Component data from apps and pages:
%%
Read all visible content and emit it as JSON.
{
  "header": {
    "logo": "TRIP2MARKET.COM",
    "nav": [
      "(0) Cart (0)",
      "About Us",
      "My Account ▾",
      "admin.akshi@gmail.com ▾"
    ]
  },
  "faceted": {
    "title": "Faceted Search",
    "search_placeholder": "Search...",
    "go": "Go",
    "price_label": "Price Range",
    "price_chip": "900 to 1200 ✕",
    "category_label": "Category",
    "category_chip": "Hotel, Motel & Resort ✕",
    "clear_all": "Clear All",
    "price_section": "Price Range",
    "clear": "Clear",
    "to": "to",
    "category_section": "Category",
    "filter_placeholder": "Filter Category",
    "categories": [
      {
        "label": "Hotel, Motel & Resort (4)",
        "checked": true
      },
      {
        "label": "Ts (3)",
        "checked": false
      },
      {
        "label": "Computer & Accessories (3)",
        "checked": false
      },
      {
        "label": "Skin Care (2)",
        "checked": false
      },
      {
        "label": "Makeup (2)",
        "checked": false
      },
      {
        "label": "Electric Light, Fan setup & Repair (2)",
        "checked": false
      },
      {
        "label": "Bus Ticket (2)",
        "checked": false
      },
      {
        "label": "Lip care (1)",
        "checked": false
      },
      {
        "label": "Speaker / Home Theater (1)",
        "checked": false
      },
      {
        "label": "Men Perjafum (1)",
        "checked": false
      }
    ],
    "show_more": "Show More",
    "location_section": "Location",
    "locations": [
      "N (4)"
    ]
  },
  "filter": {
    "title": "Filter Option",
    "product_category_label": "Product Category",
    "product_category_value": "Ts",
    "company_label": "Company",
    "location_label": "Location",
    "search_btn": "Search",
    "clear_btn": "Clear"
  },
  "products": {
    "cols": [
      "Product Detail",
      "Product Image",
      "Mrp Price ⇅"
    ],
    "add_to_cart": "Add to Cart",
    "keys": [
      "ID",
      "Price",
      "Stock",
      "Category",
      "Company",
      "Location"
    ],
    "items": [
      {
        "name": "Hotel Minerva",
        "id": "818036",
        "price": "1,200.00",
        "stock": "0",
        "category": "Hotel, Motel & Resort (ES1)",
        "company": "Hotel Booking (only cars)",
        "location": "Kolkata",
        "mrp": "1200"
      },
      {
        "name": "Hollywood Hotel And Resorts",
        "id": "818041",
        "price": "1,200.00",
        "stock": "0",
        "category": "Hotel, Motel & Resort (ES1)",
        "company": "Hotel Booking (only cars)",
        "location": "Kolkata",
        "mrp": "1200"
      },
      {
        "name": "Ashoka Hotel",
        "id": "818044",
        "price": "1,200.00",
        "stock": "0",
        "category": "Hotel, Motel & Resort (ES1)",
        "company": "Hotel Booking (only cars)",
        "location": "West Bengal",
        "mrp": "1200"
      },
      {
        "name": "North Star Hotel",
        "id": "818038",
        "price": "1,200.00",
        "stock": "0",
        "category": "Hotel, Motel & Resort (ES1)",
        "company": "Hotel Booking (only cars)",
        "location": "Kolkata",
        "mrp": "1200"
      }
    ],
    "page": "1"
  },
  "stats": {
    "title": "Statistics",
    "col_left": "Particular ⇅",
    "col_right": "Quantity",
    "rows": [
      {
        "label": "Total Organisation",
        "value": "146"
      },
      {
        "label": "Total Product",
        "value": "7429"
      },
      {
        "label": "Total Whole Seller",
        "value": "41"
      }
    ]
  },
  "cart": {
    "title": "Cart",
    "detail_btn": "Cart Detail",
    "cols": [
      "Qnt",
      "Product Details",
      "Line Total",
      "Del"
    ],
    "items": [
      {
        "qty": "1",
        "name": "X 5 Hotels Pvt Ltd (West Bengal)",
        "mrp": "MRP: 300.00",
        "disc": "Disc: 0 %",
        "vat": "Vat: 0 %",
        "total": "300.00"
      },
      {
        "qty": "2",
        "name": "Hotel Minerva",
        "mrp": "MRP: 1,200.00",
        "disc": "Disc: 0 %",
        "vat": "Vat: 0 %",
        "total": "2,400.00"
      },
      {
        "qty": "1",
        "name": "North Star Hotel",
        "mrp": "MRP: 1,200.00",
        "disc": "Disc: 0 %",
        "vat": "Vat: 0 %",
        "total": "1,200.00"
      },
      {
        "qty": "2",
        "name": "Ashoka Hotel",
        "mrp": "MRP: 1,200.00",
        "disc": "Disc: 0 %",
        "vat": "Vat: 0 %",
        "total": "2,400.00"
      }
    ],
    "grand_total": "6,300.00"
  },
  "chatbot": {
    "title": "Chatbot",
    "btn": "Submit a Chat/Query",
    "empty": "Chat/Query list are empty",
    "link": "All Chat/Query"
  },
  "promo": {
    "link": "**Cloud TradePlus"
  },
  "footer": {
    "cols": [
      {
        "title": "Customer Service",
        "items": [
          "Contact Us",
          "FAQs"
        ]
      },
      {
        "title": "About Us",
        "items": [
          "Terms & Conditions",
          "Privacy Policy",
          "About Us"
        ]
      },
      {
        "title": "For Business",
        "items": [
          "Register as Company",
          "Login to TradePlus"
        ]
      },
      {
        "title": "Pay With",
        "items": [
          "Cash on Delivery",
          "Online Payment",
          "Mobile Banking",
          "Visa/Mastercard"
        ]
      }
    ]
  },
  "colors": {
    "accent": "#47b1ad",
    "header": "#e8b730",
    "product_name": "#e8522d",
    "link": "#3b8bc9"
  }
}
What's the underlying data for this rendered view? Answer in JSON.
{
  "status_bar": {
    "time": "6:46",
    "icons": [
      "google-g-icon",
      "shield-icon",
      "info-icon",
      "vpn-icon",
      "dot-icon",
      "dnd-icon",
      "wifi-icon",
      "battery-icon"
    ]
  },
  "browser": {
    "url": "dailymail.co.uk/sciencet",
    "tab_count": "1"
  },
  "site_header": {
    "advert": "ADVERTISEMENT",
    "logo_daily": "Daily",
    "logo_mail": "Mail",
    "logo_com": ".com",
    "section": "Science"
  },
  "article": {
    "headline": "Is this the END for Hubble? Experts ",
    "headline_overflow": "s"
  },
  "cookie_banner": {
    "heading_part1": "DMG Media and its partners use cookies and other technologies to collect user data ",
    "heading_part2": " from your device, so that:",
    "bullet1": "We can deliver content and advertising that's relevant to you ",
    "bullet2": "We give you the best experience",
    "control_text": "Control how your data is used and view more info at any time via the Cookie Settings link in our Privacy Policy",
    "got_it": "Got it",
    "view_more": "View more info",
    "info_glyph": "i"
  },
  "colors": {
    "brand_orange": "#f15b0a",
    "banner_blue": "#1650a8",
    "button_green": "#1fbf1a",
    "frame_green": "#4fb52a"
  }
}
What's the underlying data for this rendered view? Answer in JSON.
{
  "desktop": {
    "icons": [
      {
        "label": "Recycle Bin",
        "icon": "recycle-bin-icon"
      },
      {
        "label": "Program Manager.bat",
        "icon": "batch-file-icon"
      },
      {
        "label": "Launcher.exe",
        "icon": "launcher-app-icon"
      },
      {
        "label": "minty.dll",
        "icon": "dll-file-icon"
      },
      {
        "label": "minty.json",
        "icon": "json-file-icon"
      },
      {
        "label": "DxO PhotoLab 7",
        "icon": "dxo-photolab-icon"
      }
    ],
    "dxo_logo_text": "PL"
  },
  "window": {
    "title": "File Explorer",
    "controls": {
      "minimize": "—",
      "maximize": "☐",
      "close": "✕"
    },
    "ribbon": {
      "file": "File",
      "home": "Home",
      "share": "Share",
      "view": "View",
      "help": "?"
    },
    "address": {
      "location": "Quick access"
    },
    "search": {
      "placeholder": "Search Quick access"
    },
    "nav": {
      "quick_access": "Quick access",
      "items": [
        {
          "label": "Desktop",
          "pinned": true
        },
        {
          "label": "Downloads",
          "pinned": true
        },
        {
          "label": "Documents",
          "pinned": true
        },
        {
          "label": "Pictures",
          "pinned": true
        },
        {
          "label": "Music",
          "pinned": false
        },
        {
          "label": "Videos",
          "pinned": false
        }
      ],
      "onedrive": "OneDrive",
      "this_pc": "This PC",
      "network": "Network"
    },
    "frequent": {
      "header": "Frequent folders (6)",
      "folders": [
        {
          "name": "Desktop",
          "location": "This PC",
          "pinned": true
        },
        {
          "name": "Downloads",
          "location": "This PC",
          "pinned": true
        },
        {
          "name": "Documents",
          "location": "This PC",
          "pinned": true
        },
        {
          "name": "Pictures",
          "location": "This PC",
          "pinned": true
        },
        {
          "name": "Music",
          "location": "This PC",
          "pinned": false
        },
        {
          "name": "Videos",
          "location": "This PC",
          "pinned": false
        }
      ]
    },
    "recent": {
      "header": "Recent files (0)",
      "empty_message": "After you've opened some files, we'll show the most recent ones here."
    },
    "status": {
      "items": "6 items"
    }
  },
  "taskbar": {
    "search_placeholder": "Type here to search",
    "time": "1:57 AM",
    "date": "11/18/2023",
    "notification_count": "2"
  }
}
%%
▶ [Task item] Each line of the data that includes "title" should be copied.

▶ [Expected answer]
    "title": "Faceted Search",
    "title": "Filter Option",
    "title": "Statistics",
    "title": "Cart",
    "title": "Chatbot",
        "title": "Customer Service",
        "title": "About Us",
        "title": "For Business",
        "title": "Pay With",
    "title": "File Explorer",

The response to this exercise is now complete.